== Segment start ==

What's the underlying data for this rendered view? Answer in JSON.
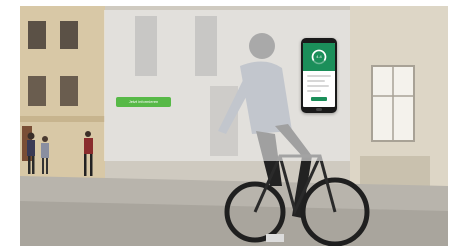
{
  "hero": {
    "cta_label": "Jetzt informieren",
    "app_score": "4.4"
  },
  "colors": {
    "cta_green": "#57b947",
    "app_green": "#1b8f5a"
  }
}
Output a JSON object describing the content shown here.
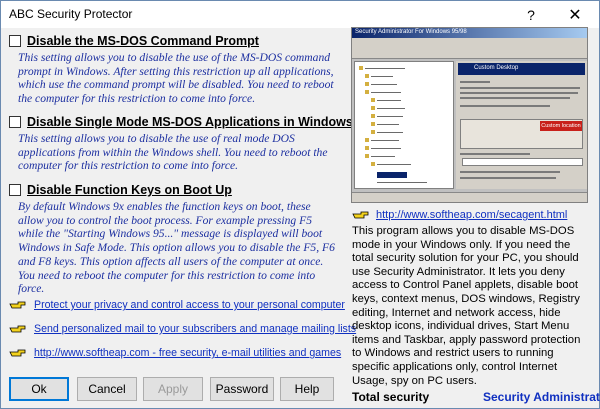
{
  "window": {
    "title": "ABC Security Protector",
    "help_glyph": "?",
    "close_glyph": "✕"
  },
  "options": [
    {
      "title": "Disable the MS-DOS Command Prompt",
      "description": "This setting allows you to disable the use of the MS-DOS command prompt in Windows. After setting this restriction up all applications, which use the command prompt will be disabled. You need to reboot the computer for this restriction to come into force.",
      "checked": false
    },
    {
      "title": "Disable Single Mode MS-DOS Applications in Windows",
      "description": "This setting allows you to disable the use of real mode DOS applications from within the Windows shell. You need to reboot the computer for this restriction to come into force.",
      "checked": false
    },
    {
      "title": "Disable Function Keys on Boot Up",
      "description": "By default Windows 9x enables the function keys on boot, these allow you to control the boot process. For example pressing F5 while the \"Starting Windows 95...\" message is displayed will boot Windows in Safe Mode. This option allows you to disable the F5, F6 and F8 keys. This option affects all users of the computer at once. You need to reboot the computer for this restriction to come into force.",
      "checked": false
    }
  ],
  "links": [
    {
      "text": "Protect your privacy and control access to your personal computer",
      "icon": "pointing-hand-icon"
    },
    {
      "text": "Send personalized mail to your subscribers and manage mailing lists",
      "icon": "pointing-hand-icon"
    },
    {
      "text": "http://www.softheap.com - free security, e-mail utilities and games",
      "icon": "pointing-hand-icon"
    }
  ],
  "buttons": {
    "ok": "Ok",
    "cancel": "Cancel",
    "apply": "Apply",
    "password": "Password",
    "help": "Help"
  },
  "preview": {
    "title": "Security Administrator For Windows 95/98",
    "pane_heading": "Custom Desktop",
    "custom_location_label": "Custom location"
  },
  "right_panel": {
    "link_text": "http://www.softheap.com/secagent.html",
    "info_text": "This program allows you to disable MS-DOS mode in your Windows only. If you need the total security solution for your PC, you should use Security Administrator. It lets you deny access to Control Panel applets, disable boot keys, context menus, DOS windows, Registry editing, Internet and network access, hide desktop icons, individual drives, Start Menu items and Taskbar, apply password protection to Windows and restrict users to running specific applications only, control Internet Usage, spy on PC users.",
    "footer_left": "Total security",
    "footer_right": "Security Administrator"
  },
  "colors": {
    "description_text": "#1c2fa0",
    "link_text": "#1030c0",
    "default_button_border": "#0078d7",
    "preview_accent": "#0a246a",
    "custom_location_badge": "#c8201a"
  }
}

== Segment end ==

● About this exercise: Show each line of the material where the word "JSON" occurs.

● Response to this task:
What's the underlying data for this rendered view? Answer in JSON.
Output a JSON object describing the content shown here.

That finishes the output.